Goal of the exercise: Each record must be printed again exactly as it appears.

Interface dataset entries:
********************

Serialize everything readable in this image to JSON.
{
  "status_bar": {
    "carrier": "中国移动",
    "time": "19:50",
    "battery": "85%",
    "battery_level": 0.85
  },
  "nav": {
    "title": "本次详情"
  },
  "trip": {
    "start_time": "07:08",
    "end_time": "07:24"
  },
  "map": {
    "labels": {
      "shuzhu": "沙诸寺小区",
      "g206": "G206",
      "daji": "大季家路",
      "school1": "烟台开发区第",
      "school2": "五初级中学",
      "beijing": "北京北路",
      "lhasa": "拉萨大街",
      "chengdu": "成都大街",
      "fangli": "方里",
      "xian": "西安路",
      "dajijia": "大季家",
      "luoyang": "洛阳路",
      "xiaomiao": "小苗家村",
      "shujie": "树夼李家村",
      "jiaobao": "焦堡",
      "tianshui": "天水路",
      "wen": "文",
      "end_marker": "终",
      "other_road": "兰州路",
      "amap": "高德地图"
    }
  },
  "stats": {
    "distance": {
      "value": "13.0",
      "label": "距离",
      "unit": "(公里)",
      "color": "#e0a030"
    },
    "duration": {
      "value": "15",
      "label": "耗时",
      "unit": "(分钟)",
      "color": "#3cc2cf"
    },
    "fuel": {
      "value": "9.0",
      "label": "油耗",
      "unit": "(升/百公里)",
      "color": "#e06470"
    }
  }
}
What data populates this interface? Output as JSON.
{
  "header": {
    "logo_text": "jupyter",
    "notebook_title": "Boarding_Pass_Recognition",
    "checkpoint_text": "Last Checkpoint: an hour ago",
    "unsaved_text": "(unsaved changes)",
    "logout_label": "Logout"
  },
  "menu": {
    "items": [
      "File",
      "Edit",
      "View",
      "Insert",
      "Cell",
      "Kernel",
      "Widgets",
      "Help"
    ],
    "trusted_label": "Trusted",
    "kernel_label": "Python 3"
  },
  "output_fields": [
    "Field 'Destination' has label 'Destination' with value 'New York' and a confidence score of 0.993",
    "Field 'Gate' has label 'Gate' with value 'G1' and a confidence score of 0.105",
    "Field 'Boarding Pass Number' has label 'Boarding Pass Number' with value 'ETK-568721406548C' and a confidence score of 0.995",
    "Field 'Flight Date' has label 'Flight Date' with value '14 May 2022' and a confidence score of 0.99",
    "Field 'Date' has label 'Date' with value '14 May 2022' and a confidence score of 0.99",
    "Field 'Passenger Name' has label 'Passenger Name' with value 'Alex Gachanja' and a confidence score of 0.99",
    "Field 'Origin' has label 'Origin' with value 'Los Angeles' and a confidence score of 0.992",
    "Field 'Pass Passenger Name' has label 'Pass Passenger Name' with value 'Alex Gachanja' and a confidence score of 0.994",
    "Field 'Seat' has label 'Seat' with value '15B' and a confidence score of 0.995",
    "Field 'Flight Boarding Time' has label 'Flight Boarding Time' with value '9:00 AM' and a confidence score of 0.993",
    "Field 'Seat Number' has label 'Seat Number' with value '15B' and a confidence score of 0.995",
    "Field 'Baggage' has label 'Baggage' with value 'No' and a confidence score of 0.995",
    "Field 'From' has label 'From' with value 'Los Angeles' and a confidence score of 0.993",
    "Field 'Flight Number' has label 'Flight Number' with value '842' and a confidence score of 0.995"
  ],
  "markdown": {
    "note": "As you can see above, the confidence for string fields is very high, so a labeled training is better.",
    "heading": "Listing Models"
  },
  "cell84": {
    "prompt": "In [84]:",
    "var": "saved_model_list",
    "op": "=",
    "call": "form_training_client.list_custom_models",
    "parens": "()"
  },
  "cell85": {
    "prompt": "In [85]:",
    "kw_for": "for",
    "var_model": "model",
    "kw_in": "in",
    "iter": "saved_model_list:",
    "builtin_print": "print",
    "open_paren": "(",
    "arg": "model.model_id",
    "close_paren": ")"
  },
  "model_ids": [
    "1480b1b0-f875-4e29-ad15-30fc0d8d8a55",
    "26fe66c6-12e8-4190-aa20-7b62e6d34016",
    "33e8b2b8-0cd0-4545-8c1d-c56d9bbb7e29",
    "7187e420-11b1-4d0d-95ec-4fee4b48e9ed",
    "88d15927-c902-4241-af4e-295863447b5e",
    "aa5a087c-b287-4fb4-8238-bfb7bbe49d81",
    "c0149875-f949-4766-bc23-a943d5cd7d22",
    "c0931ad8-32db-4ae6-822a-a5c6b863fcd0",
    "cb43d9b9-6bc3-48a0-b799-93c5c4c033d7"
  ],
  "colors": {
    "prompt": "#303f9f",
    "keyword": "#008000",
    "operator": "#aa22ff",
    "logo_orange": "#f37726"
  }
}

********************

Problem solution:
Serialize everything readable in this image to JSON.
{
  "status_bar": {
    "carrier": "中国移动",
    "time": "19:50",
    "battery": "85%",
    "battery_level": 0.85
  },
  "nav": {
    "title": "本次详情"
  },
  "trip": {
    "start_time": "07:08",
    "end_time": "07:24"
  },
  "map": {
    "labels": {
      "shuzhu": "沙诸寺小区",
      "g206": "G206",
      "daji": "大季家路",
      "school1": "烟台开发区第",
      "school2": "五初级中学",
      "beijing": "北京北路",
      "lhasa": "拉萨大街",
      "chengdu": "成都大街",
      "fangli": "方里",
      "xian": "西安路",
      "dajijia": "大季家",
      "luoyang": "洛阳路",
      "xiaomiao": "小苗家村",
      "shujie": "树夼李家村",
      "jiaobao": "焦堡",
      "tianshui": "天水路",
      "wen": "文",
      "end_marker": "终",
      "other_road": "兰州路",
      "amap": "高德地图"
    }
  },
  "stats": {
    "distance": {
      "value": "13.0",
      "label": "距离",
      "unit": "(公里)",
      "color": "#e0a030"
    },
    "duration": {
      "value": "15",
      "label": "耗时",
      "unit": "(分钟)",
      "color": "#3cc2cf"
    },
    "fuel": {
      "value": "9.0",
      "label": "油耗",
      "unit": "(升/百公里)",
      "color": "#e06470"
    }
  }
}
What data populates this interface? Output as JSON.
{
  "header": {
    "logo_text": "jupyter",
    "notebook_title": "Boarding_Pass_Recognition",
    "checkpoint_text": "Last Checkpoint: an hour ago",
    "unsaved_text": "(unsaved changes)",
    "logout_label": "Logout"
  },
  "menu": {
    "items": [
      "File",
      "Edit",
      "View",
      "Insert",
      "Cell",
      "Kernel",
      "Widgets",
      "Help"
    ],
    "trusted_label": "Trusted",
    "kernel_label": "Python 3"
  },
  "output_fields": [
    "Field 'Destination' has label 'Destination' with value 'New York' and a confidence score of 0.993",
    "Field 'Gate' has label 'Gate' with value 'G1' and a confidence score of 0.105",
    "Field 'Boarding Pass Number' has label 'Boarding Pass Number' with value 'ETK-568721406548C' and a confidence score of 0.995",
    "Field 'Flight Date' has label 'Flight Date' with value '14 May 2022' and a confidence score of 0.99",
    "Field 'Date' has label 'Date' with value '14 May 2022' and a confidence score of 0.99",
    "Field 'Passenger Name' has label 'Passenger Name' with value 'Alex Gachanja' and a confidence score of 0.99",
    "Field 'Origin' has label 'Origin' with value 'Los Angeles' and a confidence score of 0.992",
    "Field 'Pass Passenger Name' has label 'Pass Passenger Name' with value 'Alex Gachanja' and a confidence score of 0.994",
    "Field 'Seat' has label 'Seat' with value '15B' and a confidence score of 0.995",
    "Field 'Flight Boarding Time' has label 'Flight Boarding Time' with value '9:00 AM' and a confidence score of 0.993",
    "Field 'Seat Number' has label 'Seat Number' with value '15B' and a confidence score of 0.995",
    "Field 'Baggage' has label 'Baggage' with value 'No' and a confidence score of 0.995",
    "Field 'From' has label 'From' with value 'Los Angeles' and a confidence score of 0.993",
    "Field 'Flight Number' has label 'Flight Number' with value '842' and a confidence score of 0.995"
  ],
  "markdown": {
    "note": "As you can see above, the confidence for string fields is very high, so a labeled training is better.",
    "heading": "Listing Models"
  },
  "cell84": {
    "prompt": "In [84]:",
    "var": "saved_model_list",
    "op": "=",
    "call": "form_training_client.list_custom_models",
    "parens": "()"
  },
  "cell85": {
    "prompt": "In [85]:",
    "kw_for": "for",
    "var_model": "model",
    "kw_in": "in",
    "iter": "saved_model_list:",
    "builtin_print": "print",
    "open_paren": "(",
    "arg": "model.model_id",
    "close_paren": ")"
  },
  "model_ids": [
    "1480b1b0-f875-4e29-ad15-30fc0d8d8a55",
    "26fe66c6-12e8-4190-aa20-7b62e6d34016",
    "33e8b2b8-0cd0-4545-8c1d-c56d9bbb7e29",
    "7187e420-11b1-4d0d-95ec-4fee4b48e9ed",
    "88d15927-c902-4241-af4e-295863447b5e",
    "aa5a087c-b287-4fb4-8238-bfb7bbe49d81",
    "c0149875-f949-4766-bc23-a943d5cd7d22",
    "c0931ad8-32db-4ae6-822a-a5c6b863fcd0",
    "cb43d9b9-6bc3-48a0-b799-93c5c4c033d7"
  ],
  "colors": {
    "prompt": "#303f9f",
    "keyword": "#008000",
    "operator": "#aa22ff",
    "logo_orange": "#f37726"
  }
}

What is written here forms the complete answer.